## ACTION ITEM
Leave the pictures out and print every record below exactly as it stands.

## ENTRIES SHOWN

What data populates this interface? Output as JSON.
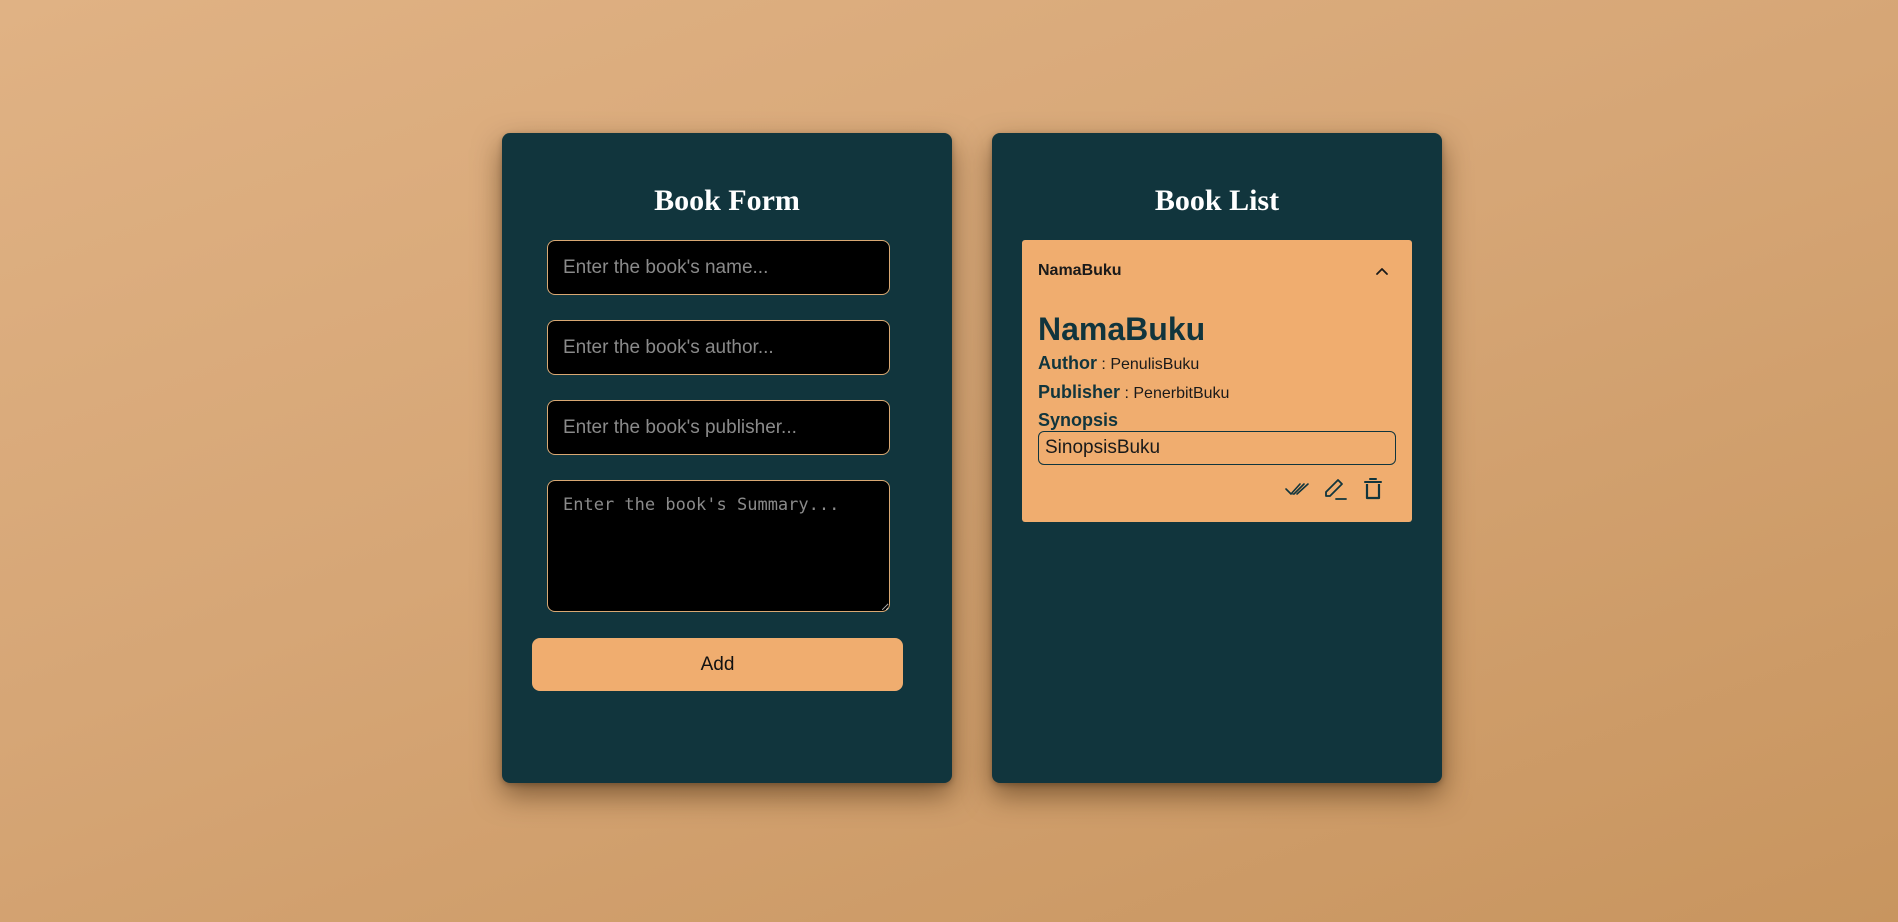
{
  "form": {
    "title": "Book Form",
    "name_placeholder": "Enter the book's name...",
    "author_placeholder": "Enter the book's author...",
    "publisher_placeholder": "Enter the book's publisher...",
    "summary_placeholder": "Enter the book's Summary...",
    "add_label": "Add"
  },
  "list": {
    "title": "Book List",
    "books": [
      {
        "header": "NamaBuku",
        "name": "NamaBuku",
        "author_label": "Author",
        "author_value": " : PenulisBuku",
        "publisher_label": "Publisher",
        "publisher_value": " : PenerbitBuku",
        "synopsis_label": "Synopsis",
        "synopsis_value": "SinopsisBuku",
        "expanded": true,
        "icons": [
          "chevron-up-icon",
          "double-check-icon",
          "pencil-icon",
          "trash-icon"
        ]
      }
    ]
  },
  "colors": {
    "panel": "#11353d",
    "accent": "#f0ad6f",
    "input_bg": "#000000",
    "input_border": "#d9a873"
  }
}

## EXERCISE OUTPUT
What data populates this interface? Output as JSON.
{
  "form": {
    "title": "Book Form",
    "name_placeholder": "Enter the book's name...",
    "author_placeholder": "Enter the book's author...",
    "publisher_placeholder": "Enter the book's publisher...",
    "summary_placeholder": "Enter the book's Summary...",
    "add_label": "Add"
  },
  "list": {
    "title": "Book List",
    "books": [
      {
        "header": "NamaBuku",
        "name": "NamaBuku",
        "author_label": "Author",
        "author_value": " : PenulisBuku",
        "publisher_label": "Publisher",
        "publisher_value": " : PenerbitBuku",
        "synopsis_label": "Synopsis",
        "synopsis_value": "SinopsisBuku",
        "expanded": true,
        "icons": [
          "chevron-up-icon",
          "double-check-icon",
          "pencil-icon",
          "trash-icon"
        ]
      }
    ]
  },
  "colors": {
    "panel": "#11353d",
    "accent": "#f0ad6f",
    "input_bg": "#000000",
    "input_border": "#d9a873"
  }
}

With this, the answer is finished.